The cover is piece of canvas dyed with tea and rusty bits. It is stitched and has self ties. When untied it reveals a pocket with a photo of me with what I thought was a most wonderful hat when I was four years old.
Three generations of women, all “Stitchers”, although I don’t think they would have used that title.
Other pages and spreads consist of fabric and buttons and feathers and prints and lace and … some are still in the works…
These women have inspired this book but it isn’t necessarily about them but rather about women in general, things that were important to them in their time and that belonged to them in their time.
Been exploring mixed media (currently oil pastels, charcoal, ink and acrylic) on paper. Trying hard not to begin with a direction but rather prepare my state of mind by reading or a walk for example, and see where it leads me. It’s difficult for me once I see a direction not let my thinking mind take over and to become literal. I am also trying with this work, to not dwell on the dark forces that occupy the world today as they take up too much of my life as it is but rather use these explorations to examine hope. Here are two recent results. Different days- different images.
I’m interested to see how these studies affect my other work.
I said I’d post some of the paintings from studies I did several years ago in Ireland. Took a while but here they are. I’m still working with the idea of time and the landscape. The ancientness of this land and it’s history is overwhelming to me. Ceide Fields are bogs covering settlements over 5500 years old. I’ve done several more in this series, but this gives you an idea.

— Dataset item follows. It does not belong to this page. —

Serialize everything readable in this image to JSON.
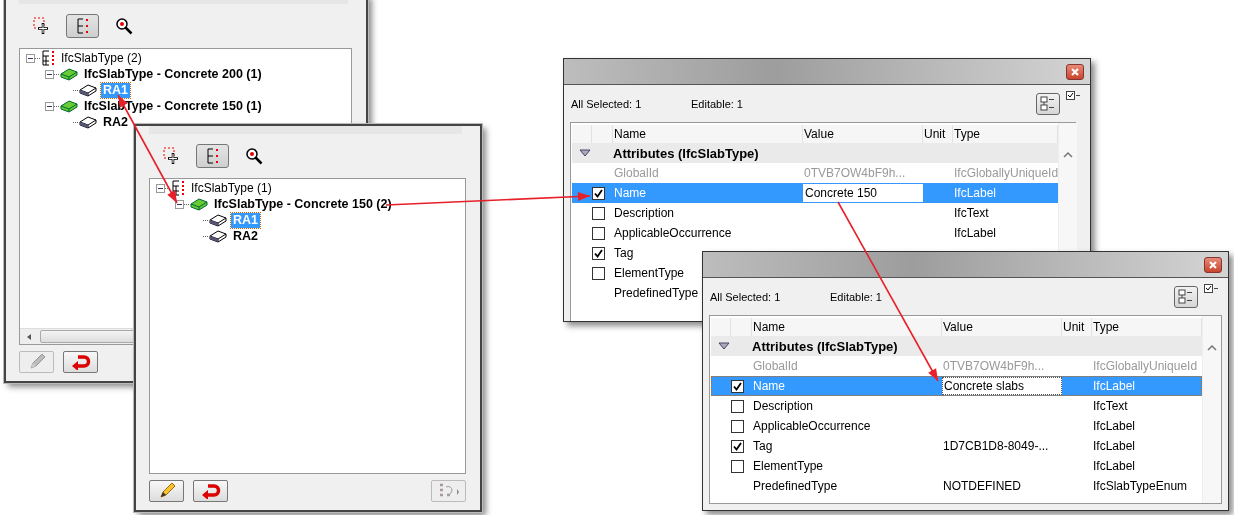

Ceide Fields and the North Sea
Down Patrick Head in the distance with Sea Stack, Dún Briste
The impact that people make on the land and how people and our civilizations with all our grand ideas pass on and the land has remained is haunting to me. Nature reclaims—so far…
Artist, Susan Abbott, is teaching a “Traveling with your Sketchbook” workshop in DC and posted about it. I took a workshop with Susan in VT this past summer and I can attest that one gets their money’s worth from her. She covers so much and caters it to each person’s level. Susan’s blog post asked for comments/thoughts on personal experiences and I wrote the folllowing”
“For years I took new sketchbooks on trips and returned with them as new as when I left. All the things you mention in the post. Then one year friends gave us some tulips at the airport on a trip to France and the French let me take them with me… So I sketched them in our room once each morning until they dropped and then I kept sketching on that day. I realized I had given myself permission to sketch. After that I started making one quick sketch from my window each am on trips – sometimes an incredible view, some times a parking lot… but once I did that I would continue to sketch for the rest of the trip. Now I can’t imagine travel with out sketching. Perhaps the favorite thing to do in my life.”
It got me thinking about how important sketching is to me and I thought I’d share my thoughts here. I dug out that old sketchbook and below are some of my sketches from that trip”
First quick sketch of tulips – I was tired but wanted a record for our friends
After this I warmed to the task.
from left: hotel window, Saint Malo, FR; Stravinsky Fountain, Paris, FR; Schloss, Baden Baden, GR
…and finally, I just sat down and drew. This sketch book became a wonderful journal of out trip – drawings, ephemera, notes.
Unfortunately, I used a pen with ink that bled through the page to the image on the other side. Didn’t do that again!
As I said in my comment, once I make that first sketch on a trip it is as though I have given myself permission to continue. Don’t know if this works for everyone but it sure works for me. Sketching when traveling has become one of my favorite experiences. It allows me to slow down and see things that I would have missed and gives me wonderful sources of memories – how I felt when I saw these things and as I sketched.